The Commissioners also continue to work with the DfT and DVSA on how the Bus Open Data Service (BODS) can assist them in their role of regulating the performance of bus services. As that service becomes more established the benefits can be fully realised, they said, with the hope it will include more cases of poor performance being referred to them for consideration. In the meantime, the TCs are working with DfT and others to ensure that operators comply with the regulations for open data and identify those operators who do not engage or comply with their obligations.

Scotland & Wales

Traffic Commissioner for Scotland Claire Gilmore noted that the PSV industry continues to be affected, the pandemic impacting passenger numbers and confidence. “Throughout the year, I have continued to work with my fellow commissioners to update and develop guidance for our industries,” she said. “Issues such as the driver shortage, and the shortage of other skilled staff to support our industries, remain a challenge across Great Britain despite recent efforts to increase numbers. Access to properly equipped high quality maintenance services, particularly for operators in rural parts of Scotland, is often limited. We must strive to ensure that proper roller brake testing facilities can be accessed regularly, and without difficulty, wherever operators are located. Such access is imperative for road safety.

“As our industries move beyond the challenges of the pandemic there is much to look forward to. There are exciting innovations in vehicle technology and Scotland will soon see the first autonomous bus service in the UK, when CAVForth begins to operate. I have no doubt that Scottish operators will continue to innovate and to run high quality, compliant, transport operations in the coming year,” she concluded.

Traffic Commissioner for Wales Victoria Davies added that the transport industry in Wales has worked incredibly hard to recover from the effects of the pandemic during the year.

“I am pleased to report that public inquiry, driver conduct and preliminary hearing numbers are almost at pre-pandemic levels in Wales once again, despite resourcing pressures faced by the compliance team throughout the year,” she wrote.

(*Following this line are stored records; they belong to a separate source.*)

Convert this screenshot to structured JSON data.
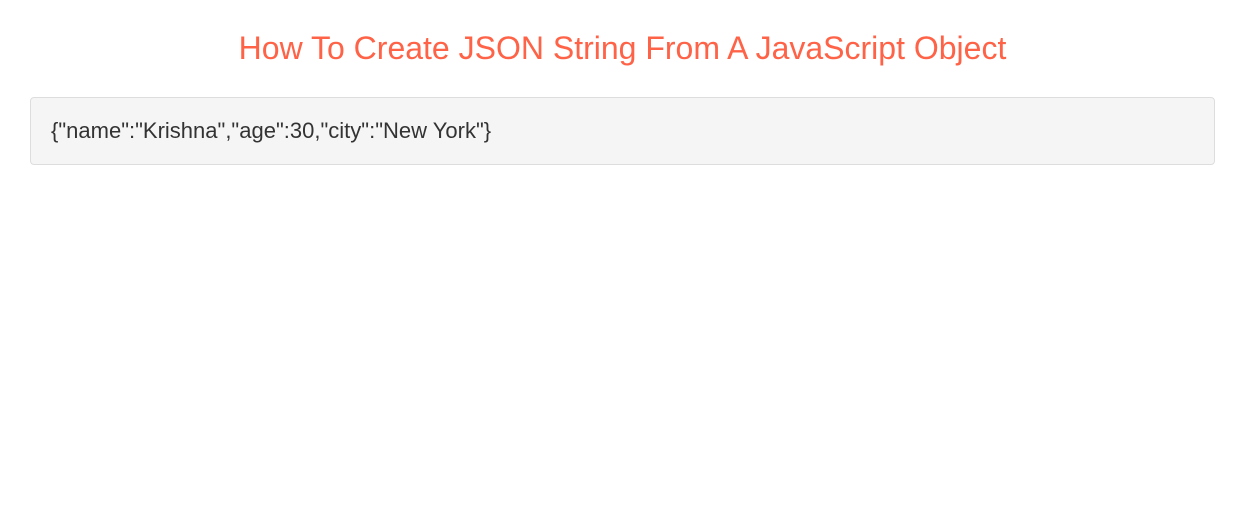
{
  "heading": "How To Create JSON String From A JavaScript Object",
  "code_output": "{\"name\":\"Krishna\",\"age\":30,\"city\":\"New York\"}"
}
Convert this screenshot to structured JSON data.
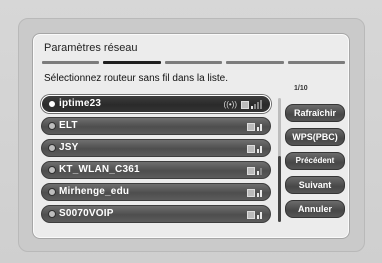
{
  "window": {
    "title": "Paramètres réseau"
  },
  "wizard": {
    "steps": 5,
    "active_step": 2
  },
  "instruction": "Sélectionnez routeur sans fil dans la liste.",
  "page_indicator": "1/10",
  "networks": [
    {
      "name": "iptime23",
      "selected": true,
      "secured": true,
      "signal": 1,
      "icon": "wifi-secure-icon"
    },
    {
      "name": "ELT",
      "selected": false,
      "secured": true,
      "signal": 2,
      "icon": "lock-icon"
    },
    {
      "name": "JSY",
      "selected": false,
      "secured": true,
      "signal": 2,
      "icon": "lock-icon"
    },
    {
      "name": "KT_WLAN_C361",
      "selected": false,
      "secured": true,
      "signal": 1,
      "icon": "lock-icon"
    },
    {
      "name": "Mirhenge_edu",
      "selected": false,
      "secured": true,
      "signal": 2,
      "icon": "lock-icon"
    },
    {
      "name": "S0070VOIP",
      "selected": false,
      "secured": true,
      "signal": 2,
      "icon": "lock-icon"
    }
  ],
  "buttons": {
    "refresh": "Rafraîchir",
    "wps": "WPS(PBC)",
    "previous": "Précédent",
    "next": "Suivant",
    "cancel": "Annuler"
  },
  "colors": {
    "selected_border": "#ffffff",
    "row_bg": "#555555",
    "active_tab": "#1f1f1f"
  }
}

“I am particularly concerned about the worsening situation as to the shortage of PSV drivers in Wales, where the position appears to have got markedly worse than in England and Scotland over the past six months. Recent industry estimates indicate a shortage of PSV drivers in Wales of 20% in March 2022, compared to 13% in September 2021. As the lead traffic commissioner on driver issues, I have engaged in initiatives exploring how to address the shortage, including the UK Government’s Review of the Driver Certificate of Professional Competence regime. Both industry and Government recognise that there is more work to be done to address this problem, without compromising the high standards that we all expect from our professional drivers.”